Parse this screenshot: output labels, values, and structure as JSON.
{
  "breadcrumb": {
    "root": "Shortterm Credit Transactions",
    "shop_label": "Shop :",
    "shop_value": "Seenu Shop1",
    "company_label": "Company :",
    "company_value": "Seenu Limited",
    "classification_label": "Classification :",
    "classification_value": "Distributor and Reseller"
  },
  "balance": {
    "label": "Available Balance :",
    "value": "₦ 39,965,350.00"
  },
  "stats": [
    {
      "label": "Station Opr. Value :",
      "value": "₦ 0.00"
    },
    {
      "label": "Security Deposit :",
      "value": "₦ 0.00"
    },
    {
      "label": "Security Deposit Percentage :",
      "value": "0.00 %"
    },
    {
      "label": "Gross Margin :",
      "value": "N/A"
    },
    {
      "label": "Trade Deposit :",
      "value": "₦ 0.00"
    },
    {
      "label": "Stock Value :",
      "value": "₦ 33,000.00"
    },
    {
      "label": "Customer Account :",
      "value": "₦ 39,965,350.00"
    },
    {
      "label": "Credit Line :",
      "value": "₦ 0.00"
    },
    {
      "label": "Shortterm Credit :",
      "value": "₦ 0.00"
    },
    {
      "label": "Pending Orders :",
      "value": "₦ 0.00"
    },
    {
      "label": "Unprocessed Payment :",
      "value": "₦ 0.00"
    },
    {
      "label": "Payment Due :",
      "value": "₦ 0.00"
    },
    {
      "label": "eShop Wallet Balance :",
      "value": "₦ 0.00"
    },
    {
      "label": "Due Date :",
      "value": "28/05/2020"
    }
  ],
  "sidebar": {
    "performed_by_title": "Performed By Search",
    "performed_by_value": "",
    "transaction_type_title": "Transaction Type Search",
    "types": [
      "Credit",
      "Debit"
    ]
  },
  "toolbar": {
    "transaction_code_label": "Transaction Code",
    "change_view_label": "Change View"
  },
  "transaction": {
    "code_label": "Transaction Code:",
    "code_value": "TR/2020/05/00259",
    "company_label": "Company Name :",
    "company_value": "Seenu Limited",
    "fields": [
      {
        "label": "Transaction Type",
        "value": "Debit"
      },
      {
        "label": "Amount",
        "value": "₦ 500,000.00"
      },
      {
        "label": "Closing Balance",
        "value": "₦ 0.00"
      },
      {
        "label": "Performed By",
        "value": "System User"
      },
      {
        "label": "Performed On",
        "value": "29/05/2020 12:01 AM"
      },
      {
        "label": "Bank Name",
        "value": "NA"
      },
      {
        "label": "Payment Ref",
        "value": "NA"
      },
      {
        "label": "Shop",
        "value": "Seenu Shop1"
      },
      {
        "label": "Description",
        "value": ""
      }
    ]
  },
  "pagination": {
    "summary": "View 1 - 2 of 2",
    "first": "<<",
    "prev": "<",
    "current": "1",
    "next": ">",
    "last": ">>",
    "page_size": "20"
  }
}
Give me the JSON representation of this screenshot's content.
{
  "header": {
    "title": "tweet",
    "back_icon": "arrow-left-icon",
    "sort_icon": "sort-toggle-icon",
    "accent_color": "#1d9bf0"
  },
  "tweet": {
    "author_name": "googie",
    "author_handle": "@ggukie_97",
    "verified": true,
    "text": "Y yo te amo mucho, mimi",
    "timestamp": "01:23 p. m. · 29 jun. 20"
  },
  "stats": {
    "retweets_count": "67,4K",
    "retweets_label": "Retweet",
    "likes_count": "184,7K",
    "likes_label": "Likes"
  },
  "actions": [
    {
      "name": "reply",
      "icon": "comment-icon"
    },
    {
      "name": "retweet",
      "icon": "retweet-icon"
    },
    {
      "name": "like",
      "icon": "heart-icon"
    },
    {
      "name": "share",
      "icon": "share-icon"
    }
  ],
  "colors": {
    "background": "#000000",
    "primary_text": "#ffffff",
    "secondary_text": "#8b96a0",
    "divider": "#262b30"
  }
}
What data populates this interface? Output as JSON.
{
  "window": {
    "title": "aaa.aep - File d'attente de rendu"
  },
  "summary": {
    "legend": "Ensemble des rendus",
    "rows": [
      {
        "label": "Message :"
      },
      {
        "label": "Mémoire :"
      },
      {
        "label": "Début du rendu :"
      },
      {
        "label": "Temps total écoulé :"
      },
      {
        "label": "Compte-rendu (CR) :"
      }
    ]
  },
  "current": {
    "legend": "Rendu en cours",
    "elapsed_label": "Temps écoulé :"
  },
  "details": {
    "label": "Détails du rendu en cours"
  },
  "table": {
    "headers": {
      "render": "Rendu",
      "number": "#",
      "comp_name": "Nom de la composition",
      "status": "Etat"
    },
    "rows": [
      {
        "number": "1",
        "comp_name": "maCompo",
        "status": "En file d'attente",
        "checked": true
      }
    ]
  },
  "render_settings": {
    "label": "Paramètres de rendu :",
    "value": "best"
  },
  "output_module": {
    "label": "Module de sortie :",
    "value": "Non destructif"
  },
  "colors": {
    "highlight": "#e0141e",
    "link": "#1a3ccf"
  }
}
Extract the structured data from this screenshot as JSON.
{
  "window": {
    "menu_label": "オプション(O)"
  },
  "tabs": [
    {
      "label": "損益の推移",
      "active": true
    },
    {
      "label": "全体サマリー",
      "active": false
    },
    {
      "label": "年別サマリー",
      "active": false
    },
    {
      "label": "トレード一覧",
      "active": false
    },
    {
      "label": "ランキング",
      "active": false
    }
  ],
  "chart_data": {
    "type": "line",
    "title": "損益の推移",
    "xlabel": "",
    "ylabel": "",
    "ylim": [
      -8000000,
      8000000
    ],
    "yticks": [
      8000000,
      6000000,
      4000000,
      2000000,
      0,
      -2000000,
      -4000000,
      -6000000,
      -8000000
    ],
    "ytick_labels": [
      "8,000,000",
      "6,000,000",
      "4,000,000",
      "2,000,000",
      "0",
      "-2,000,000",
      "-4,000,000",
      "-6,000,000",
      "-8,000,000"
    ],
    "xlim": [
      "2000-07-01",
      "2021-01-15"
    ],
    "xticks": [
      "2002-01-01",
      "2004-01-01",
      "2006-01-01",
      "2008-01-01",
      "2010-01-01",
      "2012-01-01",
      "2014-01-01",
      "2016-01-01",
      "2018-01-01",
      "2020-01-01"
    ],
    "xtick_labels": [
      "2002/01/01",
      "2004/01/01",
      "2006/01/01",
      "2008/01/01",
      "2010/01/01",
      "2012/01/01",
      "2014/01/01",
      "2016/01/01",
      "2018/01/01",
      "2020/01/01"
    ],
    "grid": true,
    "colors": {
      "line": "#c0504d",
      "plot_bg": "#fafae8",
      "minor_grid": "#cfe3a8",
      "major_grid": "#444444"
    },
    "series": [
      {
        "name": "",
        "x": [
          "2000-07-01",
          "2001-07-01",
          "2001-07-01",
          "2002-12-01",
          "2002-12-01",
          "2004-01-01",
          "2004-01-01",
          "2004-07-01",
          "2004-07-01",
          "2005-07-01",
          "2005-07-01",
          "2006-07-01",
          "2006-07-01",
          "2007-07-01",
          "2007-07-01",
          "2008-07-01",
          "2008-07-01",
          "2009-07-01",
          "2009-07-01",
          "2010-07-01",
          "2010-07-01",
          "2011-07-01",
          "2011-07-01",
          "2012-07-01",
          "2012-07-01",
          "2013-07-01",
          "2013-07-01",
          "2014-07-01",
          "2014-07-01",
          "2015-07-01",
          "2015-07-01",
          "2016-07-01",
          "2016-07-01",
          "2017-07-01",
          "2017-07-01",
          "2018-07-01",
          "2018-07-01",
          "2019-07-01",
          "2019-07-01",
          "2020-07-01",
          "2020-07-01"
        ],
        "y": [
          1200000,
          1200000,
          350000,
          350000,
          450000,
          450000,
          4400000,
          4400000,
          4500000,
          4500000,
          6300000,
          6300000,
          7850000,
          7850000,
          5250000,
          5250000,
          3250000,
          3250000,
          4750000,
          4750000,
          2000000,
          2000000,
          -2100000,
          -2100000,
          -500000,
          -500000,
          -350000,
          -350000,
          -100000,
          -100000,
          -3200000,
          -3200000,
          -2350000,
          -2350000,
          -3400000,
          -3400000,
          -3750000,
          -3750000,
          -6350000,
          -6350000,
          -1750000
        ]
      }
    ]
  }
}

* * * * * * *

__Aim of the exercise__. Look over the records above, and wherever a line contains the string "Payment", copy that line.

__Answer to this task__.
      "label": "Unprocessed Payment :",
      "label": "Payment Due :",
        "label": "Payment Ref",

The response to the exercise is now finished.